Task statement - Omit the images and retype the records verbatim.

*** Block opens ***

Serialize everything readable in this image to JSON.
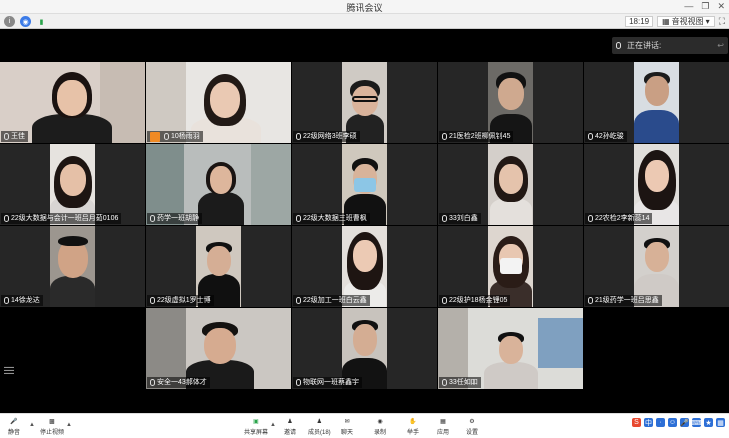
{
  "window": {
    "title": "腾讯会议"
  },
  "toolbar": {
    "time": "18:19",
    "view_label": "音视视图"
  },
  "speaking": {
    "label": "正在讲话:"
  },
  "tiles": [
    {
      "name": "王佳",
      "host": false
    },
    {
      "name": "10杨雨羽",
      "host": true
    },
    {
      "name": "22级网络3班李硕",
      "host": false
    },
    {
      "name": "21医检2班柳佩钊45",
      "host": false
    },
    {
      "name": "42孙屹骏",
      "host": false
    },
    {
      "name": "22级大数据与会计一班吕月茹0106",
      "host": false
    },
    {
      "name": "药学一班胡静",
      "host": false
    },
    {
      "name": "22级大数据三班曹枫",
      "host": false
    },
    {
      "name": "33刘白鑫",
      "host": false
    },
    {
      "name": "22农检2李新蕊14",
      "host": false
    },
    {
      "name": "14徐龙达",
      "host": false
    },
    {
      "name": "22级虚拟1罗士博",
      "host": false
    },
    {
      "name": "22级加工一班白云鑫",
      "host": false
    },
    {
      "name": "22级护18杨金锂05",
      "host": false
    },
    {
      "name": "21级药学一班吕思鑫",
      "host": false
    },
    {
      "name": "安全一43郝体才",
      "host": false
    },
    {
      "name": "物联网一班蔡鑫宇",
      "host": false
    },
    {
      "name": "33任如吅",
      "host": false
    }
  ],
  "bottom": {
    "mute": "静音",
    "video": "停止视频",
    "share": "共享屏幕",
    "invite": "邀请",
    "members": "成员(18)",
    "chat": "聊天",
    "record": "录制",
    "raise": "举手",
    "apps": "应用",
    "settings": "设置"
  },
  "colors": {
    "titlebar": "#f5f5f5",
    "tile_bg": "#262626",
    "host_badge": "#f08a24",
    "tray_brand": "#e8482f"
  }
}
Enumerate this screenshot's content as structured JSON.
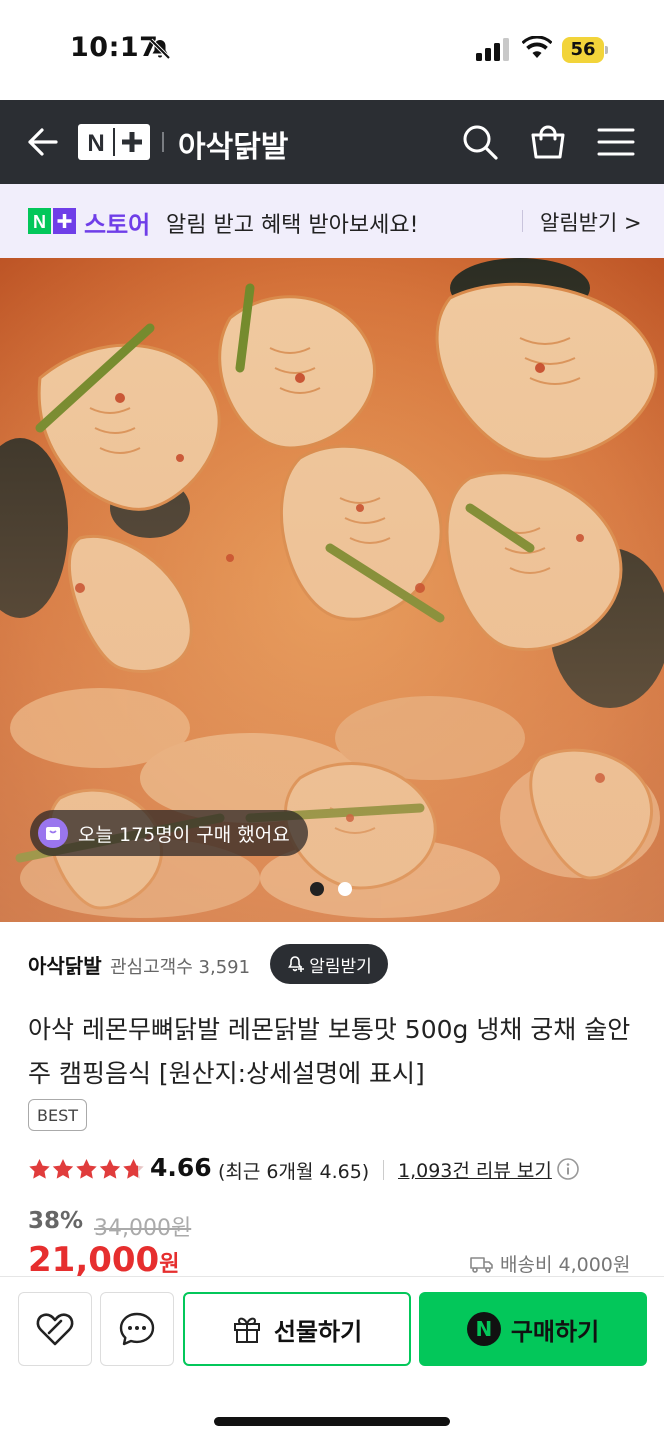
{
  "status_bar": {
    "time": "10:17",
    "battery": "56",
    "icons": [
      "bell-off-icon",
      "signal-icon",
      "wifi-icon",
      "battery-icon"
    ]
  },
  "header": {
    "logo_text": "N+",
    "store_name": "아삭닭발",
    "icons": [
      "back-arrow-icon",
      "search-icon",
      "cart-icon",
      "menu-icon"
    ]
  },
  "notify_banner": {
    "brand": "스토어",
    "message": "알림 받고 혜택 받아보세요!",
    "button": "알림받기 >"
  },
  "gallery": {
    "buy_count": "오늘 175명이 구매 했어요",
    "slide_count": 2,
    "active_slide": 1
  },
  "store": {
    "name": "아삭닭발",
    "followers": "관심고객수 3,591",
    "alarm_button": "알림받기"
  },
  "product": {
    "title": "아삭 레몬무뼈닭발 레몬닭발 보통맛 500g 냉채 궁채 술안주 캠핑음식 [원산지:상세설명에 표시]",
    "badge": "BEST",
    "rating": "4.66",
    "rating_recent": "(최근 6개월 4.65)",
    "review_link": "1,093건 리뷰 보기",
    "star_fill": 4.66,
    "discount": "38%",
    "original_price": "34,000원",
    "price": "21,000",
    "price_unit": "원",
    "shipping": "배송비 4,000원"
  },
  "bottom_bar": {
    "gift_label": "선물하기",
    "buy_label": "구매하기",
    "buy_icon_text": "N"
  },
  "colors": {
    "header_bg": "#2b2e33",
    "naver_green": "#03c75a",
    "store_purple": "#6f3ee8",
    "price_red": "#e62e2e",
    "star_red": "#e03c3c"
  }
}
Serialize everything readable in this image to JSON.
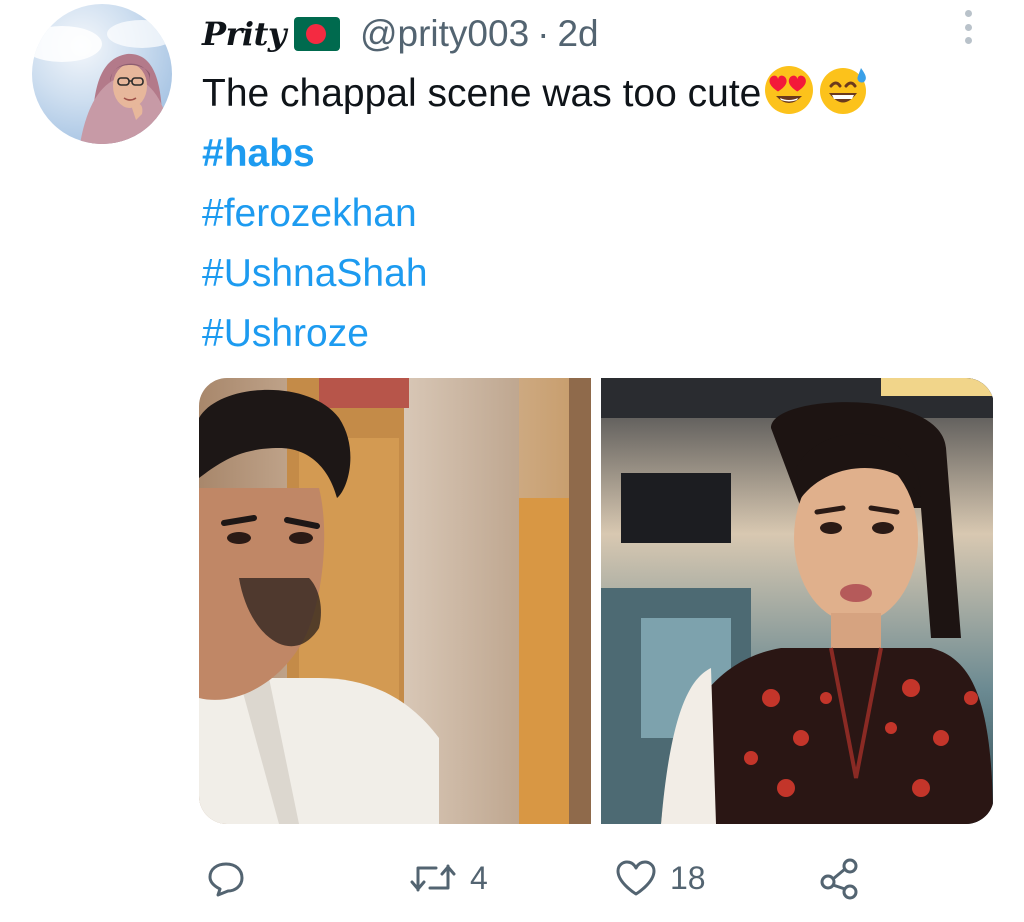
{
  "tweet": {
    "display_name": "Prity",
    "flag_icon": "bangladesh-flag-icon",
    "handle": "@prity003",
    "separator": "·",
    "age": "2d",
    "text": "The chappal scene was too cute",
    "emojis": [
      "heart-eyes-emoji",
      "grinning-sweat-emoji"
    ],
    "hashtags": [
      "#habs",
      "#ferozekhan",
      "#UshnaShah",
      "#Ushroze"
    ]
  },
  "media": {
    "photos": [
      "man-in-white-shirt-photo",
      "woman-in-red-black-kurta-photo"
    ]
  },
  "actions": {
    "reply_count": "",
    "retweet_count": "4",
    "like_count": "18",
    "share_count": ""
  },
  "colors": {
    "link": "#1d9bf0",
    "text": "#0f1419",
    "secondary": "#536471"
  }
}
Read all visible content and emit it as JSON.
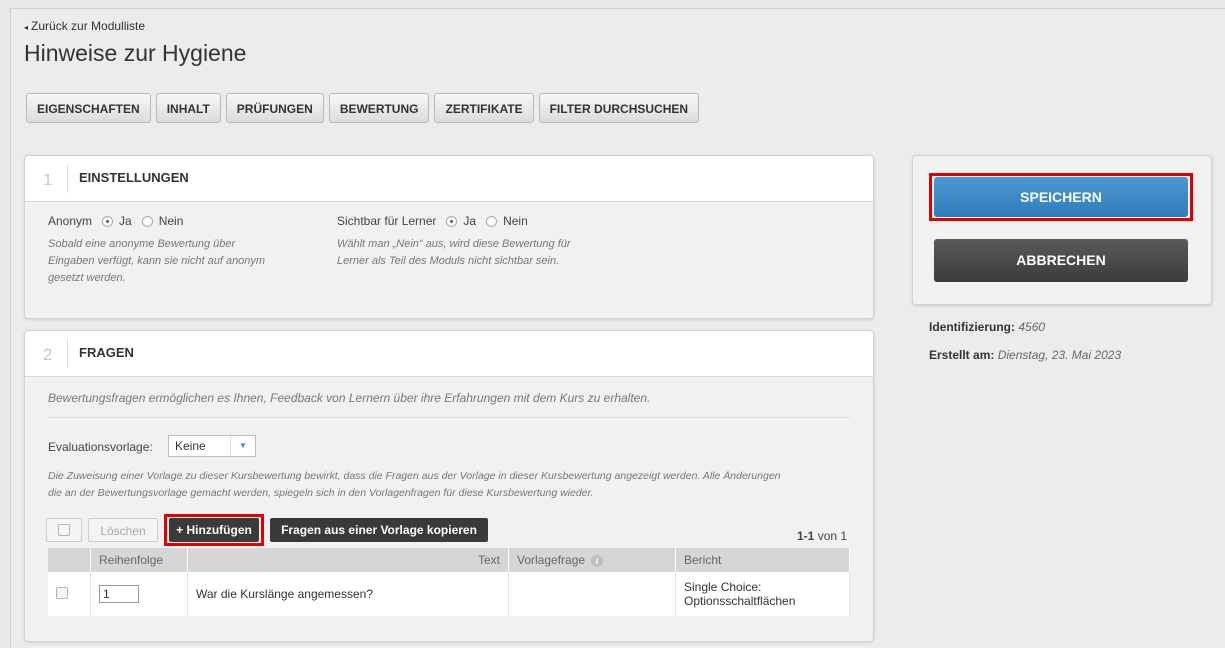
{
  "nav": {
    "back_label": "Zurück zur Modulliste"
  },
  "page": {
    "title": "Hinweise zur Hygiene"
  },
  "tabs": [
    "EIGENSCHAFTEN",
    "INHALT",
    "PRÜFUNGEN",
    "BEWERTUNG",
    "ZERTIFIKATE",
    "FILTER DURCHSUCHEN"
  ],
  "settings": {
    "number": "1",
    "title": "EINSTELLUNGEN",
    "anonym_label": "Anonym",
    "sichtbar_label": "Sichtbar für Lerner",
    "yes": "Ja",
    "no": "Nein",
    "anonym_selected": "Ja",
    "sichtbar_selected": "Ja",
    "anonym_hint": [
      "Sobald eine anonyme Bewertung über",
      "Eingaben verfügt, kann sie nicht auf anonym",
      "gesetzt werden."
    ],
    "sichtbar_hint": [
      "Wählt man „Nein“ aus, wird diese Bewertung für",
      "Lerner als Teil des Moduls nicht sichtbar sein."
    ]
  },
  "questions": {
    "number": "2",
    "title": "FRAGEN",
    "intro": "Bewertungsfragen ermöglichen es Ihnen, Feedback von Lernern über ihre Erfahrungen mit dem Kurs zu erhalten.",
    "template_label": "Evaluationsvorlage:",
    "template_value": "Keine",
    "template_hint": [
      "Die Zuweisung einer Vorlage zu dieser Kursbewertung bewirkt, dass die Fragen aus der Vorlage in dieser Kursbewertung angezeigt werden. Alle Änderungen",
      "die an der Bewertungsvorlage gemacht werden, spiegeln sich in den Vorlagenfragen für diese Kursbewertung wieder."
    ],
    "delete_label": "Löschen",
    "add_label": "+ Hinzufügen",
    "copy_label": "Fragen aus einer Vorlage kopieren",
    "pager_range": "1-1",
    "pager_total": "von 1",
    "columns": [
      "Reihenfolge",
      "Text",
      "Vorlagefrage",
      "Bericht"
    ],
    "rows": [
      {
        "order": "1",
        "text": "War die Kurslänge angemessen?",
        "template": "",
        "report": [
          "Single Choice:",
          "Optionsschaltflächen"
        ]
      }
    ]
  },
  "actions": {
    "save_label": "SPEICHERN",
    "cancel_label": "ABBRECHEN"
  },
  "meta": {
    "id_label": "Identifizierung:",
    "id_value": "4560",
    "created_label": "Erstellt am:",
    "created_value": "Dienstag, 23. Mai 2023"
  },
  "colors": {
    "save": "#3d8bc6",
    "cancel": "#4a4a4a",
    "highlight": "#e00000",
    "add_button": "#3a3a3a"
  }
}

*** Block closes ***

Output of the exercise -
Serialize everything readable in this image to JSON.
{
  "window": {
    "title": "腾讯会议"
  },
  "toolbar": {
    "time": "18:19",
    "view_label": "音视视图"
  },
  "speaking": {
    "label": "正在讲话:"
  },
  "tiles": [
    {
      "name": "王佳",
      "host": false
    },
    {
      "name": "10杨雨羽",
      "host": true
    },
    {
      "name": "22级网络3班李硕",
      "host": false
    },
    {
      "name": "21医检2班柳佩钊45",
      "host": false
    },
    {
      "name": "42孙屹骏",
      "host": false
    },
    {
      "name": "22级大数据与会计一班吕月茹0106",
      "host": false
    },
    {
      "name": "药学一班胡静",
      "host": false
    },
    {
      "name": "22级大数据三班曹枫",
      "host": false
    },
    {
      "name": "33刘白鑫",
      "host": false
    },
    {
      "name": "22农检2李新蕊14",
      "host": false
    },
    {
      "name": "14徐龙达",
      "host": false
    },
    {
      "name": "22级虚拟1罗士博",
      "host": false
    },
    {
      "name": "22级加工一班白云鑫",
      "host": false
    },
    {
      "name": "22级护18杨金锂05",
      "host": false
    },
    {
      "name": "21级药学一班吕思鑫",
      "host": false
    },
    {
      "name": "安全一43郝体才",
      "host": false
    },
    {
      "name": "物联网一班蔡鑫宇",
      "host": false
    },
    {
      "name": "33任如吅",
      "host": false
    }
  ],
  "bottom": {
    "mute": "静音",
    "video": "停止视频",
    "share": "共享屏幕",
    "invite": "邀请",
    "members": "成员(18)",
    "chat": "聊天",
    "record": "录制",
    "raise": "举手",
    "apps": "应用",
    "settings": "设置"
  },
  "colors": {
    "titlebar": "#f5f5f5",
    "tile_bg": "#262626",
    "host_badge": "#f08a24",
    "tray_brand": "#e8482f"
  }
}
Enumerate this screenshot's content as structured JSON.
{
  "status_bar": {
    "time": "10:17",
    "battery": "56",
    "icons": [
      "bell-off-icon",
      "signal-icon",
      "wifi-icon",
      "battery-icon"
    ]
  },
  "header": {
    "logo_text": "N+",
    "store_name": "아삭닭발",
    "icons": [
      "back-arrow-icon",
      "search-icon",
      "cart-icon",
      "menu-icon"
    ]
  },
  "notify_banner": {
    "brand": "스토어",
    "message": "알림 받고 혜택 받아보세요!",
    "button": "알림받기 >"
  },
  "gallery": {
    "buy_count": "오늘 175명이 구매 했어요",
    "slide_count": 2,
    "active_slide": 1
  },
  "store": {
    "name": "아삭닭발",
    "followers": "관심고객수 3,591",
    "alarm_button": "알림받기"
  },
  "product": {
    "title": "아삭 레몬무뼈닭발 레몬닭발 보통맛 500g 냉채 궁채 술안주 캠핑음식 [원산지:상세설명에 표시]",
    "badge": "BEST",
    "rating": "4.66",
    "rating_recent": "(최근 6개월 4.65)",
    "review_link": "1,093건 리뷰 보기",
    "star_fill": 4.66,
    "discount": "38%",
    "original_price": "34,000원",
    "price": "21,000",
    "price_unit": "원",
    "shipping": "배송비 4,000원"
  },
  "bottom_bar": {
    "gift_label": "선물하기",
    "buy_label": "구매하기",
    "buy_icon_text": "N"
  },
  "colors": {
    "header_bg": "#2b2e33",
    "naver_green": "#03c75a",
    "store_purple": "#6f3ee8",
    "price_red": "#e62e2e",
    "star_red": "#e03c3c"
  }
}
Serialize everything readable in this image to JSON.
{
  "tweet": {
    "display_name": "Prity",
    "flag_icon": "bangladesh-flag-icon",
    "handle": "@prity003",
    "separator": "·",
    "age": "2d",
    "text": "The chappal scene was too cute",
    "emojis": [
      "heart-eyes-emoji",
      "grinning-sweat-emoji"
    ],
    "hashtags": [
      "#habs",
      "#ferozekhan",
      "#UshnaShah",
      "#Ushroze"
    ]
  },
  "media": {
    "photos": [
      "man-in-white-shirt-photo",
      "woman-in-red-black-kurta-photo"
    ]
  },
  "actions": {
    "reply_count": "",
    "retweet_count": "4",
    "like_count": "18",
    "share_count": ""
  },
  "colors": {
    "link": "#1d9bf0",
    "text": "#0f1419",
    "secondary": "#536471"
  }
}
Read all visible content and emit it as JSON.
{
  "nav": {
    "back_label": "Zurück zur Modulliste"
  },
  "page": {
    "title": "Hinweise zur Hygiene"
  },
  "tabs": [
    "EIGENSCHAFTEN",
    "INHALT",
    "PRÜFUNGEN",
    "BEWERTUNG",
    "ZERTIFIKATE",
    "FILTER DURCHSUCHEN"
  ],
  "settings": {
    "number": "1",
    "title": "EINSTELLUNGEN",
    "anonym_label": "Anonym",
    "sichtbar_label": "Sichtbar für Lerner",
    "yes": "Ja",
    "no": "Nein",
    "anonym_selected": "Ja",
    "sichtbar_selected": "Ja",
    "anonym_hint": [
      "Sobald eine anonyme Bewertung über",
      "Eingaben verfügt, kann sie nicht auf anonym",
      "gesetzt werden."
    ],
    "sichtbar_hint": [
      "Wählt man „Nein“ aus, wird diese Bewertung für",
      "Lerner als Teil des Moduls nicht sichtbar sein."
    ]
  },
  "questions": {
    "number": "2",
    "title": "FRAGEN",
    "intro": "Bewertungsfragen ermöglichen es Ihnen, Feedback von Lernern über ihre Erfahrungen mit dem Kurs zu erhalten.",
    "template_label": "Evaluationsvorlage:",
    "template_value": "Keine",
    "template_hint": [
      "Die Zuweisung einer Vorlage zu dieser Kursbewertung bewirkt, dass die Fragen aus der Vorlage in dieser Kursbewertung angezeigt werden. Alle Änderungen",
      "die an der Bewertungsvorlage gemacht werden, spiegeln sich in den Vorlagenfragen für diese Kursbewertung wieder."
    ],
    "delete_label": "Löschen",
    "add_label": "+ Hinzufügen",
    "copy_label": "Fragen aus einer Vorlage kopieren",
    "pager_range": "1-1",
    "pager_total": "von 1",
    "columns": [
      "Reihenfolge",
      "Text",
      "Vorlagefrage",
      "Bericht"
    ],
    "rows": [
      {
        "order": "1",
        "text": "War die Kurslänge angemessen?",
        "template": "",
        "report": [
          "Single Choice:",
          "Optionsschaltflächen"
        ]
      }
    ]
  },
  "actions": {
    "save_label": "SPEICHERN",
    "cancel_label": "ABBRECHEN"
  },
  "meta": {
    "id_label": "Identifizierung:",
    "id_value": "4560",
    "created_label": "Erstellt am:",
    "created_value": "Dienstag, 23. Mai 2023"
  },
  "colors": {
    "save": "#3d8bc6",
    "cancel": "#4a4a4a",
    "highlight": "#e00000",
    "add_button": "#3a3a3a"
  }
}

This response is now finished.